The Road Ahead : June 2013
QUEENSLAND'S LARGEST CLUB 45 ROAD TEST | MOTORING JUN/JUL 2013 THE ROAD AHEAD HATCHES ARE A little like chilli. How 'hot' do you like it? For some, only firebrands such as the VW Golf GTi, Megane RS265, Ford Focus ST and the new-to-market OPC Astra will satisfy their taste buds. But, if you prefer your small car served up spicy, not sizzling, then you need to peruse further down the motoring menu. Enter, in alphabetical order, the Alfa Romeo Giulietta 1.4 Distinctive, Hyundai Veloster SR Turbo and Opel's Astra Sport, all of which we put to the test recently. The MY14 Cruze SRi-V with new, 1.6-litre turbo engine was also meant to be a starter, except that Holden could not get one to us on time. However, we have since tested the SRi-V, the results of which are in a sidebar to our main story. Each (this applies to Cruze, too) is comprehensively equipped.
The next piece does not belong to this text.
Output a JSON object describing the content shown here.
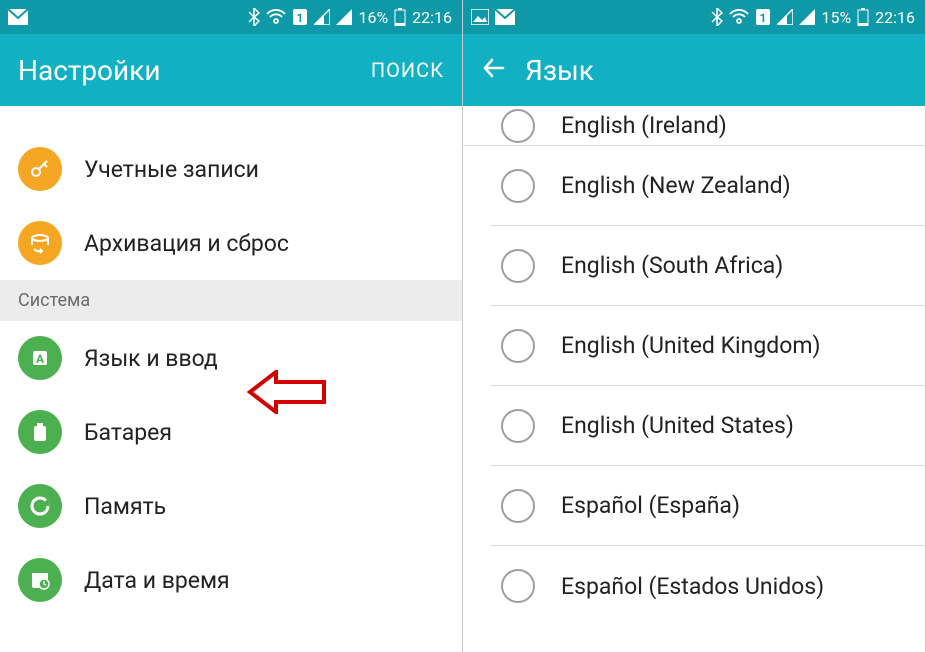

There is a complete suite of safety equipment, while creature comforts include dual- zone climate-control airconditioning, cruise control, tilt/reach steering, trip computer, CD player with MP3 compatibility, auxiliary input, USB and bluetooth, front fog lights and powered/ heated external mirrors. Veloster and Astra's inventories also boast active front head rests, satellite navigation, leather trim and premium audio. For the former, tick off also an alarm, tyre pressure monitor, rear view camera, hill start assist, alloy pedals, sports body kit and rear spoiler, LED rear lights and proximity key, while the latter scores front park sensors, rear fog lights, daytime running lights, rear spoiler, front centre sliding armrest, rear armrest with storage, rear reading lights and keyless entry. All come with five (out of five) ANCAP stars for safety, together with solid Green Vehicle Guide environmental ratings (4.5 stars for the Alfa and Hyundai; four for the Opel). And, for the record, all are six-speed manual, although a six-speed auto is a $2000 option on each. ALFA ROMEO GIULIETTA 1.4 DISTINCTIVE Who would have thought the stylish Italian would be the cheapest by well over $2000? Put that down to a February price drop across much of the Fiat and Alfa Romeo range, which slashed this entry-level Giulietta by a whopping $7640. Unfortunately, in terms of value for money, that's as good as it gets. High depreciation (a residual of 30 percent after five years/70,000km), no capped price servicing, costliest insurance premium (nearly $200 dearer than Veloster and close to $100 more than Astra) all contribute to evaporate much of that afore-mentioned price saving. With an ADR combined fuel cycle average of 5.9 litres/100km, Giulietta's 1.4-litre turbo engine imbibes the least, although it does require dearer 95 RON PULP. On test, the Alfa returned best economy of 7.8 litres/100km. In terms of interior and cargo space, Giulietta is 'piggy in the middle', being fractionally more accommodating than Veloster, but losing out to Astra. The seats are comfy, though driving ergonomics are compromised by pedals being too closely placed (exacerbated by a clutch action that requires awkward application of the left foot) and no footrest. With lesser engine capacity, we weren't expecting the Alfa to be the quickest in all four of our acceleration tests, but it was -- albeit by hundredths to tenths of a second. The key to its free-spirited performance is a 'DNA' switch, which alters the drive mode to suit. 'D' is for Dynamic, 'N' is for Normal and 'A' is for All-weather (i.e., low grip) conditions. 'Dynamic' not only liberates an extra 20Nm of torque from the 125kW, 230Nm TB MultiAir engine, but acts on the brakes, steering, suspension and gearbox to allow the driver to hone the car's responses to the conditions at hand. And when those conditions include a ribbon of quiet, twisty back roads, the Alfa is at its best. The steering is crisp and communicative, chassis lithe and alive, engine responsive yet flexible. Given its Euro heritage, we were expecting some harshness of ride. Not so. In 'Normal' setting, Giulietta irons out the road creases, and even on the stiffer 'Dynamic' setting, it's easy to live with. HYUNDAI VELOSTER SR TURBO Even Hyundai appears a little uncertain as to whether Veloster is a hatchback or coupe, but for the purposes of this exercise, we will claim it as a hatch. Korean cars usually offer great value for money, and the SR Turbo is no exception. As well as being competitive IMAGES: FROM LEFT, VELOSTER, ASTRA AND GIULIETTA. THANKS TO THE FOX & HOUNDS COUNTRY INN AT WONGAWALLAN FOR MAKING AVAILABLE OUR PHOTO SHOOT LOCATION. ... each is comprehensively equipped. There is a complete suite of safety equipment...